English 1050 students often participate in innovative activities through the many service-learning courses at UNCP. Professor Hannah Baggott Anderson organized a Hunger Banquet involving over 100 composition students in six classes on October 9, 2019. The event was sponsored by UNCP’s Office for Community and Civic Engagement and the CARE Resource Center. English 1050 students in the service-learning courses taught by Anderson and Dr. Autumn Lauzon engaged in a simulation to show the inequality of wealth distribution and how poverty and hunger affect communities around the world.
During the Hunger Banquet, students received an assigned character as they entered with a designated social "class" (upper, middle, or lower), and they could text a number to read the story behind their character. All of these stories were based on actual events. During the event, Anderson and Lauzon highlighted statistics related to poverty around the world. In addition, the simulation involved role playing in which students' “stories” allowed them to “rise” to the middle class or move to the lower class. These changes in socioeconomic status were sometimes due to changes in employment in which simulated corporations cut their jobs. Also, some characters experienced natural disasters that destroyed agricultural assets.
Student Lindsey Nichols said, "I started as middle class in the banquet, but I was moved to lower class because all of my crops died. So I didn't have income. It was shocking how quickly things could change!" Through the role playing, students got a better understanding of the complex dynamics of poverty.
The event culminated with a banquet, but not a traditional feast. The “upper class group” got cake and soda, the “middle class” received only bottles of water and packs of crackers, and the “lower class” (which was the largest) had to share a pitcher of water and one box of saltines. The most interesting part of the event was seeing how the upper class groups never offered to share with the other groups.
"What shocked me most was learning that women are more likely to be in poverty than men, and that wealth greatly affects your life expectancy," said student Lindsey Nichols.
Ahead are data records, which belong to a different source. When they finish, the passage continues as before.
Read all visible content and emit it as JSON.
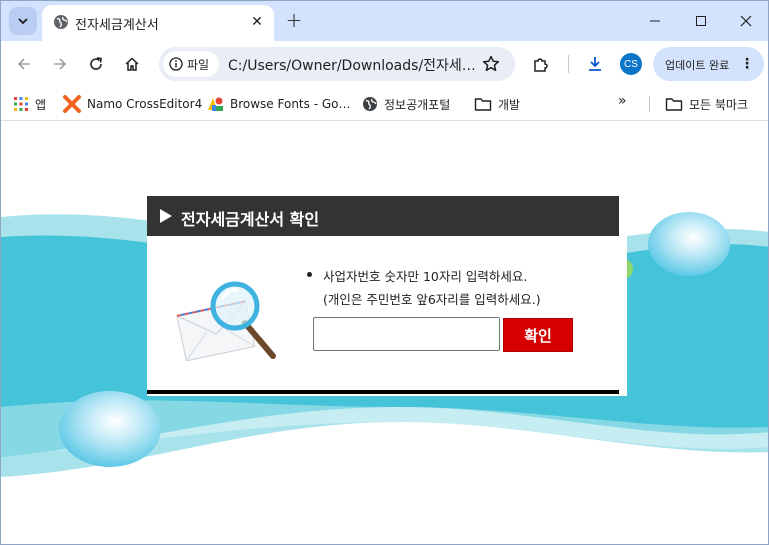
{
  "browser": {
    "tab": {
      "title": "전자세금계산서",
      "favicon": "globe-icon"
    },
    "toolbar": {
      "site_chip_label": "파일",
      "url": "C:/Users/Owner/Downloads/전자세…",
      "avatar_initials": "CS",
      "update_label": "업데이트 완료"
    },
    "bookmarks": [
      {
        "label": "앱",
        "icon": "apps-grid-icon"
      },
      {
        "label": "Namo CrossEditor4",
        "icon": "namo-icon"
      },
      {
        "label": "Browse Fonts - Go…",
        "icon": "google-fonts-icon"
      },
      {
        "label": "정보공개포털",
        "icon": "globe-icon"
      },
      {
        "label": "개발",
        "icon": "folder-icon"
      }
    ],
    "all_bookmarks_label": "모든 북마크"
  },
  "page": {
    "dialog_title": "전자세금계산서 확인",
    "instruction_line1": "사업자번호 숫자만 10자리 입력하세요.",
    "instruction_line2": "(개인은 주민번호 앞6자리를 입력하세요.)",
    "input_value": "",
    "confirm_label": "확인"
  },
  "colors": {
    "header_bg": "#333333",
    "confirm_bg": "#d60000",
    "wave_teal": "#45c3d8",
    "wave_light": "#a8e3ec",
    "tabstrip": "#d3e3fd"
  }
}
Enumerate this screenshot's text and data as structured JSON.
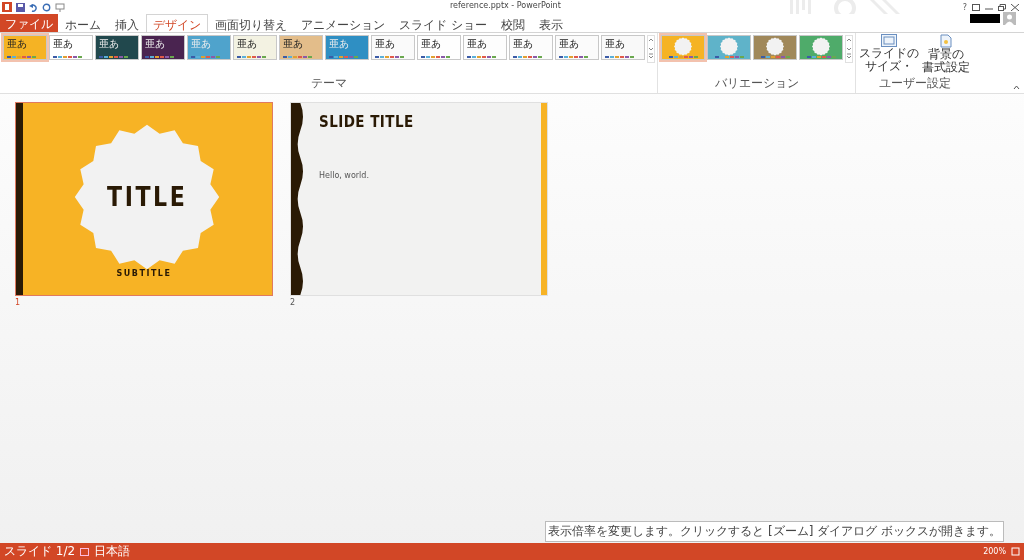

“This event has opened my eyes to recognize that there is a problem and encouraged me to educate myself in order to help eradicate hunger and the separation of people by social class,” noted student Clavaria Jefferys.
The Hunger Banquet engaged students in an immersive experience, and it also gave them a chance to think about how they can be agents for change in our communities.